Three years ago, I began interviewing medical researchers as well as middle-age women and men with histories of anorexia and bulimia. I wanted to find out what we know now that we didn't know in the 1970s, when I quit my self-imposed hunger strike. I learned that researchers now are discovering genetic links between eating disorders, depression and obsessive-compulsive disorder. Genes also shape the temperaments of people who are prone to anorexia and bulimia, although the mechanisms for this are still poorly understood.

A landmark 2003 British study found that certain innate childhood traits, such as perfectionism, inflexibility and cautiousness, each increase an individual's risk for anorexia by a factor of seven. Someone like me, possessing all five traits measured in the study, is 35 times more likely to develop an eating disorder than a daredevil who happily wears mismatched socks.

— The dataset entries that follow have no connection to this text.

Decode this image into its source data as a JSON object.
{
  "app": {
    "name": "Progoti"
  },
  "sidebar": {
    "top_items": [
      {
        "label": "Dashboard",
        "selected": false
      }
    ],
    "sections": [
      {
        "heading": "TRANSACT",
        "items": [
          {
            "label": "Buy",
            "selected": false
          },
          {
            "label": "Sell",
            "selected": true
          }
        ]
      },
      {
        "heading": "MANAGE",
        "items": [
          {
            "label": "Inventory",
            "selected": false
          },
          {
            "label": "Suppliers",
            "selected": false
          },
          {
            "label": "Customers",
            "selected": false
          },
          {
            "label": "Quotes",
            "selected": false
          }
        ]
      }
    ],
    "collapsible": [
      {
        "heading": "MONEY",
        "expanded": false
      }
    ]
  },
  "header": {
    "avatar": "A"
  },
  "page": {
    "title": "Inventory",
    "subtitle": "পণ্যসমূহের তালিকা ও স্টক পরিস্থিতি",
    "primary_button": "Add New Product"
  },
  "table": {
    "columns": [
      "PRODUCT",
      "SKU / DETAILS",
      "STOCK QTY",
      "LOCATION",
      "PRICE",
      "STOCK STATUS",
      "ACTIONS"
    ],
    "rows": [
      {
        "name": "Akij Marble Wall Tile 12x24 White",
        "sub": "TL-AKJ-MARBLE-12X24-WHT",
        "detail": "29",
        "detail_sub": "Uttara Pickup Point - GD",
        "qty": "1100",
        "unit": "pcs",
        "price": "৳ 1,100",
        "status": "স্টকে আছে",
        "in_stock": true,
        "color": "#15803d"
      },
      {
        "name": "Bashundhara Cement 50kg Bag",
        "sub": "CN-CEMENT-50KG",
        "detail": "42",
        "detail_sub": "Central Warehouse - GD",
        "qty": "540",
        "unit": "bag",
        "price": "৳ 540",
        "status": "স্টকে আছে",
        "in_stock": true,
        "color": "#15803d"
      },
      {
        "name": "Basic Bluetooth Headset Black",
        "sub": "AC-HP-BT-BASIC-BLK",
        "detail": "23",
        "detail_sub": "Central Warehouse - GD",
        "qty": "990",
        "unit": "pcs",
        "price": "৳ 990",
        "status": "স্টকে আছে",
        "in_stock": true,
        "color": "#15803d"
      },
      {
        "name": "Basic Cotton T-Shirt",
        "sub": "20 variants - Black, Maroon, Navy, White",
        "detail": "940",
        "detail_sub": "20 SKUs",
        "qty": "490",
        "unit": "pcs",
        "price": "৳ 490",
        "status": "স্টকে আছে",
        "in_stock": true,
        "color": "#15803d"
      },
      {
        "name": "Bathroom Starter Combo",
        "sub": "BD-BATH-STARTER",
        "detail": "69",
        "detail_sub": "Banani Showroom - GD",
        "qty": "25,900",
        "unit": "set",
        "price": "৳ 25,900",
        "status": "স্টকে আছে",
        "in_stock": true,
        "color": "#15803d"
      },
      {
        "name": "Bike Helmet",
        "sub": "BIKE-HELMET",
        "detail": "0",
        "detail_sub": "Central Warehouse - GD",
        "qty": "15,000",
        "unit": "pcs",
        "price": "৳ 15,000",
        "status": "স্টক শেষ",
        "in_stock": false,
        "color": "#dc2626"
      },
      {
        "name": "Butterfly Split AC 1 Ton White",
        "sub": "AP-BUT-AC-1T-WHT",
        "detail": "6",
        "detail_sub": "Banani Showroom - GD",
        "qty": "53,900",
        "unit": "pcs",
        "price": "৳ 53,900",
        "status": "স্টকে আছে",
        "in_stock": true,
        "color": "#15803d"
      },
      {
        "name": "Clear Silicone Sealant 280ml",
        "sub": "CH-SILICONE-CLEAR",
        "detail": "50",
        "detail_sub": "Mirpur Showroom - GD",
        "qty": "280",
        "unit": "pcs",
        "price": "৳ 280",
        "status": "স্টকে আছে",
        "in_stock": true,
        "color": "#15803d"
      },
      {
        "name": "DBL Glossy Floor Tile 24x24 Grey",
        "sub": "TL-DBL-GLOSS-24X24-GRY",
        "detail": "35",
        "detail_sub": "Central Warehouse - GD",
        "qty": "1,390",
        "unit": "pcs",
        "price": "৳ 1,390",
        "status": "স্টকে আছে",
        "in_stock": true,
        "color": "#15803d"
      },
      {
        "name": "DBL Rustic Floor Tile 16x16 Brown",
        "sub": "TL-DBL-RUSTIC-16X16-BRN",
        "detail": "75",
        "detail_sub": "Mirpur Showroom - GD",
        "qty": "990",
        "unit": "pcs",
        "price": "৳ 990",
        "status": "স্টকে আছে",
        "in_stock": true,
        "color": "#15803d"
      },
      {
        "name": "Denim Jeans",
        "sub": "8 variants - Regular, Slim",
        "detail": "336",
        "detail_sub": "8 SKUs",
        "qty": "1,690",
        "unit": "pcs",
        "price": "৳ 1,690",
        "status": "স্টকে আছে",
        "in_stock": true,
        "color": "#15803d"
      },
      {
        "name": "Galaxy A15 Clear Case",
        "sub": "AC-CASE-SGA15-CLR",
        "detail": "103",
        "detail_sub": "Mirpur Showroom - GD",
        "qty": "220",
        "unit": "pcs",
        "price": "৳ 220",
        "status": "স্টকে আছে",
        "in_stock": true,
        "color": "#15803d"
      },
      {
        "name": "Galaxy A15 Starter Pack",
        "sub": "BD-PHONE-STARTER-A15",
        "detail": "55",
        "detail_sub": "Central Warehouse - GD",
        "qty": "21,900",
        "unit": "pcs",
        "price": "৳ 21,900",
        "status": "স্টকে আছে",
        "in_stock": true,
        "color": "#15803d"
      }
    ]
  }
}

Further, eating disorders are triggered not by pictures of Kate Moss but by sudden or cumulative experiences of intolerable emotion, such as shame or fear. Puberty unleashes a natural tidal wave of these emotions. Adolescence also happens to be the age when rates of sexual abuse soar, academic and social pressures intensify and parents become a source of embarrassment rather than solace. It makes sense that this is prime time for eating disorders. Obsession with weight offers a distraction. Extreme weight loss signals distress.

It also makes sense that rates of anorexia and bulimia spike in middle age, when many women again face emotional turmoil. Women over 30 now make up a full third of residential patients at the Renfrew Center, a Philadelphia treatment facility specializing in eating disorders. Divorce, grief, the empty nest — all can trigger illness if the individual possesses a genetic predisposition.

The onset of eating disorders is like the firing of a gun. Genetics form the gun. Cultural influences such as the fashion industry and familial attitudes about weight then load it. And intense emotional distress pulls the trigger.

Healthier figures on international catwalks may help to disarm the gun. However, of the more than 40 women I interviewed, only a handful had ever paid any attention to fashion. When they started starving, they were asking for help, not admiration. Those models who failed the test in Madrid need treatment, not rebuke.

Copyright 2006 Los Angeles Times